Denver Film Festival: Dearest


Qin ai de
Peter Chan Ho-Sun - 2014
Versatile Films

I surely can't be the only one who has noticed that independently and probably unknown in a couple of cases, filmmakers have made at least four new films dealing with parents searching for missing children. Two of these films are part of the current line-up at this year's Denver Film Festival. I wrote about The World of Kanako. The other two films I'm aware of are the U.S. indie, Reed Morano's Meadowland, and another Chinese film, Lost and Love starring Andy Lau.

Based on true events, Peter Chan's film is initial about the divorced parents search for their three year old son who was abducted on the streets of Shenzhen, China. The search and rescue of the boy is only part of the story, the first half of the film. What Chan examines are not only the unexpected consequences when the son is found three years later, but also some of the unintended effects of mainland China's one child policy.
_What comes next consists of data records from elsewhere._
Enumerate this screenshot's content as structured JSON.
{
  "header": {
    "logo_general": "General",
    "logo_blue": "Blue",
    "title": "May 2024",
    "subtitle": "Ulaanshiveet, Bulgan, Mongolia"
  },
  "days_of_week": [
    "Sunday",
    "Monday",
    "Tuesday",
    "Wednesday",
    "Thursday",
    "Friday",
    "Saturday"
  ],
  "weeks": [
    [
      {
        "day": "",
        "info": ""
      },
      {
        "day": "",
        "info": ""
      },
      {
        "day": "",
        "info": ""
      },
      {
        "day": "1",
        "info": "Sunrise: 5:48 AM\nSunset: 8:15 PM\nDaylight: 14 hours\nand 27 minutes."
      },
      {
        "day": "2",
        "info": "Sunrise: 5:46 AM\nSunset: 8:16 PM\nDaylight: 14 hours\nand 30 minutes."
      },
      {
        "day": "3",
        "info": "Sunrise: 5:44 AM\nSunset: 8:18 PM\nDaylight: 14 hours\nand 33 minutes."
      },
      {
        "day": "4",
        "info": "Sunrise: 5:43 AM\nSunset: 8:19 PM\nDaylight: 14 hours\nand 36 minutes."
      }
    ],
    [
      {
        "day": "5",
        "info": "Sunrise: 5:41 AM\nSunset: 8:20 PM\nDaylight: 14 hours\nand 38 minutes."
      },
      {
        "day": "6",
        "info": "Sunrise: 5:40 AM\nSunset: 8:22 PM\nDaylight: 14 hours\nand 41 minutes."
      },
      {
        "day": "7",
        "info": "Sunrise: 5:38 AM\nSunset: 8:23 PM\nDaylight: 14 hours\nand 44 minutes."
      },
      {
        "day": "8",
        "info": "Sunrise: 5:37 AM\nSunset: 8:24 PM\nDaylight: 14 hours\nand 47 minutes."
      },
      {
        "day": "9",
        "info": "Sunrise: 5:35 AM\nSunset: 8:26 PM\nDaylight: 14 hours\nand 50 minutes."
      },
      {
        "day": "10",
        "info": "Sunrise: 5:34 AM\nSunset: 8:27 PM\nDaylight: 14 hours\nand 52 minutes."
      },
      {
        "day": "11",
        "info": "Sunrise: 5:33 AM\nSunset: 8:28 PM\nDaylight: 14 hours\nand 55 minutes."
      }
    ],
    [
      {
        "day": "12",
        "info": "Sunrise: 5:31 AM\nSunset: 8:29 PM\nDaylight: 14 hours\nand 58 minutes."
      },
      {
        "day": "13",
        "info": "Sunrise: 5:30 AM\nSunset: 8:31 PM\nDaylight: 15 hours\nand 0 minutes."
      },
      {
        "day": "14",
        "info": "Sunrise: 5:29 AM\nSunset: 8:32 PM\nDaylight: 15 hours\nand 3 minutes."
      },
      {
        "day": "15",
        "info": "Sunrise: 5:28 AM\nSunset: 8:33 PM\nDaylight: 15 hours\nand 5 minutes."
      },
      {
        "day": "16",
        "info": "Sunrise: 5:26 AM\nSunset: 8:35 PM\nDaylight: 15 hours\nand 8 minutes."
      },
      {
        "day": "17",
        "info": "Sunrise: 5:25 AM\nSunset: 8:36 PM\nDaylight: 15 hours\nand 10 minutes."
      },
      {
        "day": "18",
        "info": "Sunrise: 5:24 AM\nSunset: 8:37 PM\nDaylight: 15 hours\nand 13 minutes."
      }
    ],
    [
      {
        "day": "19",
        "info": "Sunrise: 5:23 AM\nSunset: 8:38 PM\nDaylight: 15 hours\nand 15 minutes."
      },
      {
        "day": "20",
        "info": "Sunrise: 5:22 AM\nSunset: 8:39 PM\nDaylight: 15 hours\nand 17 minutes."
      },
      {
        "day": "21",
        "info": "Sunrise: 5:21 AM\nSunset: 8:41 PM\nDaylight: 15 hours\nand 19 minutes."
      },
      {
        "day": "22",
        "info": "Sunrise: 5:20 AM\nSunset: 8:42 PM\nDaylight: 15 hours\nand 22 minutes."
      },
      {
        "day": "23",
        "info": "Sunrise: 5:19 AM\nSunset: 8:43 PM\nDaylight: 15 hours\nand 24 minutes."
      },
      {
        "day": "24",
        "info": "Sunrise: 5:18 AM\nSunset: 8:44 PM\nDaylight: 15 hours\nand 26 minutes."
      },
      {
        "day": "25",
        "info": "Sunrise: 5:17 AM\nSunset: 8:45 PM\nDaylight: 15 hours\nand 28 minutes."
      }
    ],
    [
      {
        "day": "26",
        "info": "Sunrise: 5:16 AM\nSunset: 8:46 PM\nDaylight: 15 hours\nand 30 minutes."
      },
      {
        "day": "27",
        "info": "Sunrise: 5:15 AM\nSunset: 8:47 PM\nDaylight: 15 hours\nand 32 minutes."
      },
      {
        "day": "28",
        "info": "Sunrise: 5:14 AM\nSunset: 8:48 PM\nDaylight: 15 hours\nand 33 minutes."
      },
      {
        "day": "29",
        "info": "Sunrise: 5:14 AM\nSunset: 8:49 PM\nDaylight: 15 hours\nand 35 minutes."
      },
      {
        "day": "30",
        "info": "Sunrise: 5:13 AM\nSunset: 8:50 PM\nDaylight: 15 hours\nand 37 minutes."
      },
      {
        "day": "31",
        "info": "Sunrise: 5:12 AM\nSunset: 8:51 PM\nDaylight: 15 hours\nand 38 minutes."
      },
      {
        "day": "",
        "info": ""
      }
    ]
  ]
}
Additionally, issue of class and the use of dialect, with the official policy of having everyone speak standard Mandarin, are also touched on.

The film open with Wenjun, who runs a small, shabby cyber cafe in a side street, tinkering with the tangle of wires above the street. The internet and electric wires provides a visual metaphor for a story about human connections, bonded and severed. Wenjun's ex-wife, Xiaojuan has the upscale job, along with a car and a new husband, but Wenjun is the one awarded child custody. Out in the streets with friends about the same age, the son, known as Pengpeng, spots his mother's car and chases after it. We see a quick glimpse of someone picking up the small boy from a distance.

The search takes Wenjun to different parts of China, dealing with people who claim to know the whereabouts of Pengpeng. It is during this earlier part of the film that there is greater use of hand-held cinematography, emphasizing Wenjun's travels to unfamiliar places in his attempt to find his son, or at least get answers.

After a trio of star vehicles designed for pan-Asian appeal, Peter Chan has been making films that are more specifically Chinese with this film and his previous American Dreams in China. Top billed Vickie Zhao Wei has more of a supporting role as the widow of man known to have abducted children. Zhao is almost unrecognizable here as a naive, perhaps intellectually impaired, woman who learns too late about the true nature of her husband. Zhao won several Best Actress awards for her performance here.

The film ends with a gathering of the main cast members with their real life counterparts, as well as titles providing additional narrative closure. Only the most hard-hearted will not be touched by the little girl, often seen by herself, who plays Pengpeng's adopted little sister.

Posted by Peter Nellhaus at November 10, 2015 02:53 PM